- Helicopter money as a policy optionReichlin, Turner, Woodford
- A tale of two depressions: What do the new data tell us? February 2010 updateEichengreen, O’Rourke
- Educated in America: College graduates and high school dropoutsHeckman, LaFontaine
- Eurozone breakup would trigger the mother of all financial crisesEichengreen
- Debt, deleveraging, and the liquidity trap: A new modelKrugman
- Panic-driven austerity in the Eurozone and its implicationsDe Grauwe, Ji
Reichlin, Baldwin, 14 April 2013
Reichlin, Turner, Woodford
CEPR Policy Research
- The "Greatest" Carry Trade Ever? Understanding Eurozone Bank RisksAcharya, Steffen
- Political Credit Cycles: The Case of the Euro ZoneFernández-Villaverde, Garicano, Santos
- Winning by Losing: Incentive Incompatibility in Multiple QualifiersDagaev, Sonin
- Income and schoolingBrückner, Gradstein
- Monetary Policy and Rational Asset Price BubblesGalí
- How the EZ crisis is permanently changing EU institutionsMicossi
- WTO 2.0: Global governance of supply-chain tradeBaldwin
- Is US economic growth over? Faltering innovation confronts the six headwindsGordon

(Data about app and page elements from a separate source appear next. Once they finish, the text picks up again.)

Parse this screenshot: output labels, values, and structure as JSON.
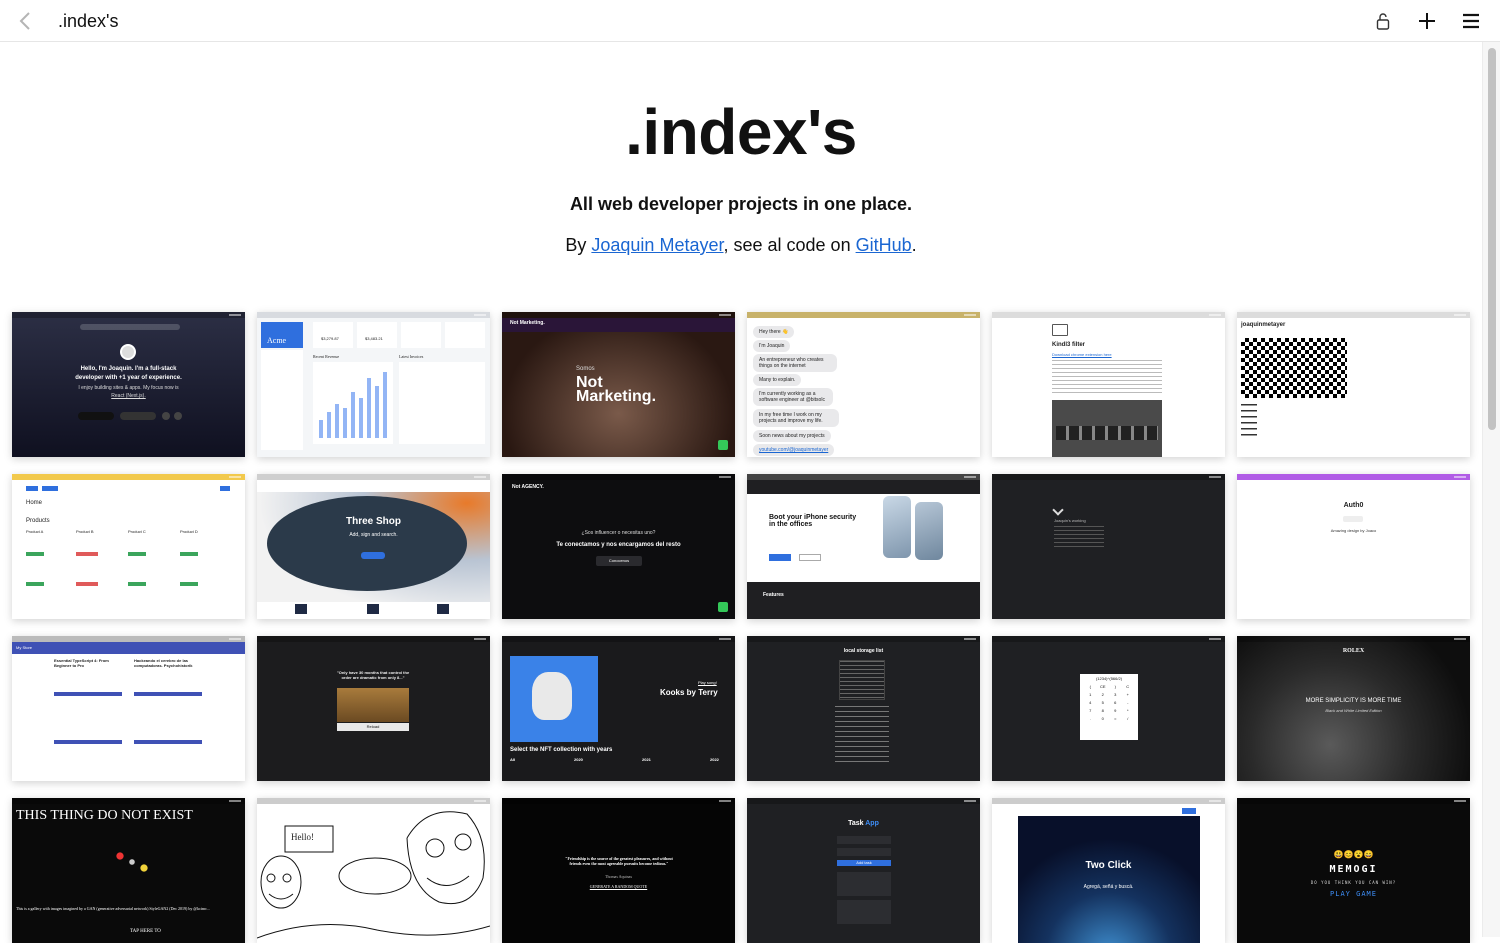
{
  "browser": {
    "title": ".index's"
  },
  "hero": {
    "title": ".index's",
    "tagline": "All web developer projects in one place.",
    "by_prefix": "By ",
    "author_link": "Joaquin Metayer",
    "middle": ", see al code on ",
    "github_link": "GitHub",
    "suffix": "."
  },
  "cards": {
    "c1": {
      "line1": "Hello, I'm Joaquin. I'm a full-stack",
      "line2": "developer with +1 year of experience.",
      "line3": "I enjoy building sites & apps. My focus now is",
      "line4": "React (Next.js)."
    },
    "c2": {
      "brand": "Acme",
      "section1": "Recent Revenue",
      "section2": "Latest Invoices",
      "stat1": "$3,279.87",
      "stat2": "$3,483.21"
    },
    "c3": {
      "top": "Not Marketing.",
      "small": "Somos",
      "big1": "Not",
      "big2": "Marketing."
    },
    "c4": {
      "b1": "Hey there 👋",
      "b2": "I'm Joaquin",
      "b3": "An entrepreneur who creates things on the internet",
      "b4": "Many to explain.",
      "b5": "I'm currently working as a software engineer at @bitsolc",
      "b6": "In my free time I work on my projects and improve my life.",
      "b7": "Soon news about my projects",
      "b8": "youtube.com/@joaquinmetayer"
    },
    "c5": {
      "title": "Kindl3 filter",
      "link": "Download chrome extension here"
    },
    "c6": {
      "name": "joaquinmetayer"
    },
    "c7": {
      "home": "Home",
      "products": "Products",
      "p1": "Product A",
      "p2": "Product B",
      "p3": "Product C",
      "p4": "Product D"
    },
    "c8": {
      "title": "Three Shop",
      "sub": "Add, sign and search."
    },
    "c9": {
      "top": "Not AGENCY.",
      "line1": "¿Sos influencer o necesitas uno?",
      "line2": "Te conectamos y nos encargamos del resto",
      "btn": "Conocenos"
    },
    "c10": {
      "headline": "Boot your iPhone security in the offices",
      "features": "Features"
    },
    "c11": {
      "line": "Joaquin's working"
    },
    "c12": {
      "title": "Auth0",
      "sub": "Amazing design by Joaco"
    },
    "c13": {
      "header": "My Store",
      "item1": "Essential TypeScript 4: From Beginner to Pro",
      "item2": "Hackeando el cerebro de las computadoras. Psychohistorik"
    },
    "c14": {
      "quote": "\"Only have 30 months that control the order are dramatic from only 8...\"",
      "btn": "Reload"
    },
    "c15": {
      "title": "Kooks by Terry",
      "play": "Play song!",
      "foot": "Select the NFT collection with years",
      "y1": "All",
      "y2": "2020",
      "y3": "2021",
      "y4": "2022"
    },
    "c16": {
      "title": "local storage list"
    },
    "c17": {
      "display": "(1234)^(566/2)",
      "keys": [
        "(",
        "CE",
        ")",
        "C",
        "1",
        "2",
        "3",
        "+",
        "4",
        "5",
        "6",
        "-",
        "7",
        "8",
        "9",
        "*",
        ".",
        "0",
        "=",
        "/"
      ]
    },
    "c18": {
      "brand": "ROLEX",
      "headline": "MORE SIMPLICITY IS MORE TIME",
      "sub": "Black and White Limited Edition"
    },
    "c19": {
      "title": "THIS THING DO NOT EXIST",
      "body": "This is a gallery with images imagined by a GAN (generative adversarial network) StyleGAN2 (Dec 2019) by @kcimc...",
      "tap": "TAP HERE TO"
    },
    "c20": {
      "hello": "Hello!"
    },
    "c21": {
      "quote": "\"Friendship is the source of the greatest pleasures, and without friends even the most agreeable pursuits become tedious.\"",
      "author": "Thomas Aquinas",
      "btn": "GENERATE A RANDOM QUOTE"
    },
    "c22": {
      "title1": "Task ",
      "title2": "App",
      "btn": "Add task"
    },
    "c23": {
      "title": "Two Click",
      "sub": "Agregá, señá y buscá."
    },
    "c24": {
      "emoji": "😃😊😮😄",
      "title": "MEMOGI",
      "sub": "DO YOU THINK YOU CAN WIN?",
      "btn": "PLAY GAME"
    }
  }
}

- The economic crisis: How to stimulate economies without increasing public debtWood
- Austerity: Too Much of a Good Thing?Corsetti